In the late 1940s, Clarence Mortenson began to wonder how the water on his ranch could be preserved so it would be remain available far into the future, a thought that sparked his effort to restore the ranch to a more natural state. That vision still guides his sons – Todd, Jeff, and Curt Mortenson – in their commitment to land stewardship.

The brothers, the third generation to run the ranch, have seen increasing results from their efforts as the years have passed. In the 1980s, Todd learned about holistic management and began moving their cattle across the land according to the ancient rhythms of buffalo herds, grazing the livestock in different areas depending on the season. By the 1990s, researchers were observing an increase in native tree and shrub species along the ranch’s streams, an impressive increase in wildlife populations and a decrease in sediment flowing into creeks on the ranch.

The ranch has come a long way since Clarence began his quest. More than 90 percent of the 19,000-acre spread is back to native grasses, forbs, shrubs and trees. “Each generation has done something different to improve it,” Todd Mortenson said. “I still see areas I can improve upon, and I want to be sure that when I hand it to my boys that it’s as good as I could do and, hopefully, it will continue with them.”


The Mortsenson family was recognized by the Sand County Foundation as the 2011 Leopold Conservation Award winners in South Dakota.

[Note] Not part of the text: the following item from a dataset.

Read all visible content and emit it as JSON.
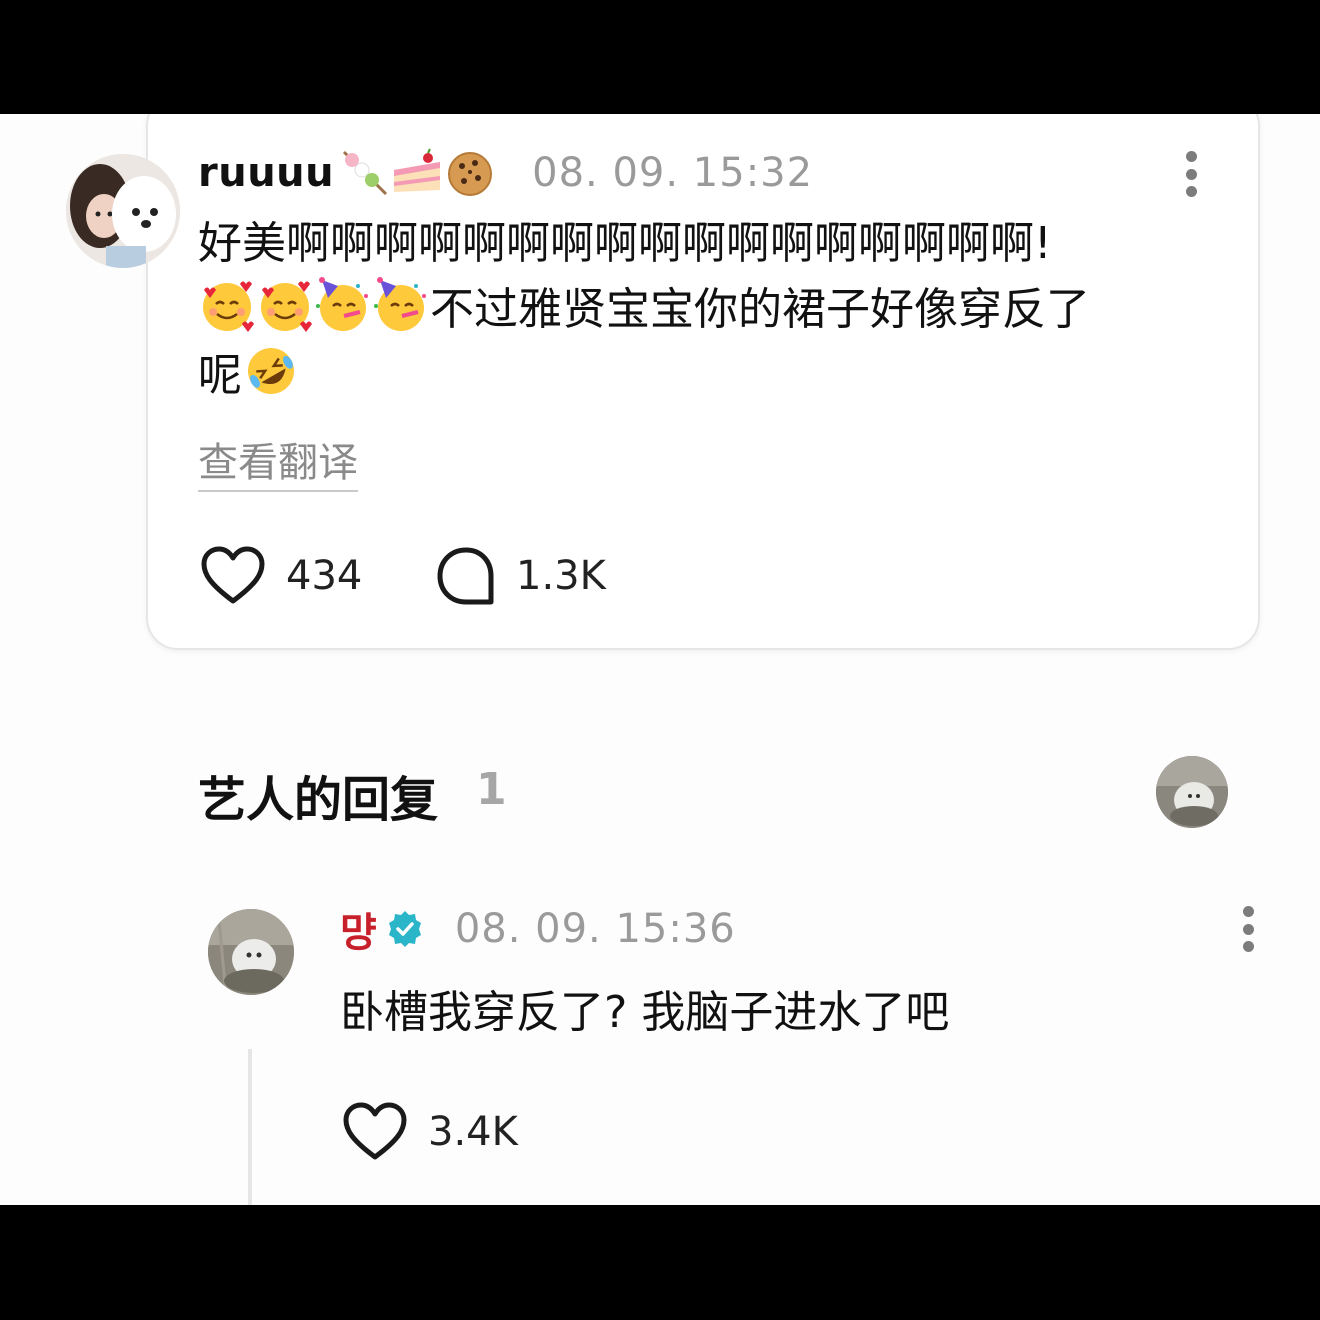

**This story was originally published by the Sand County Foundation.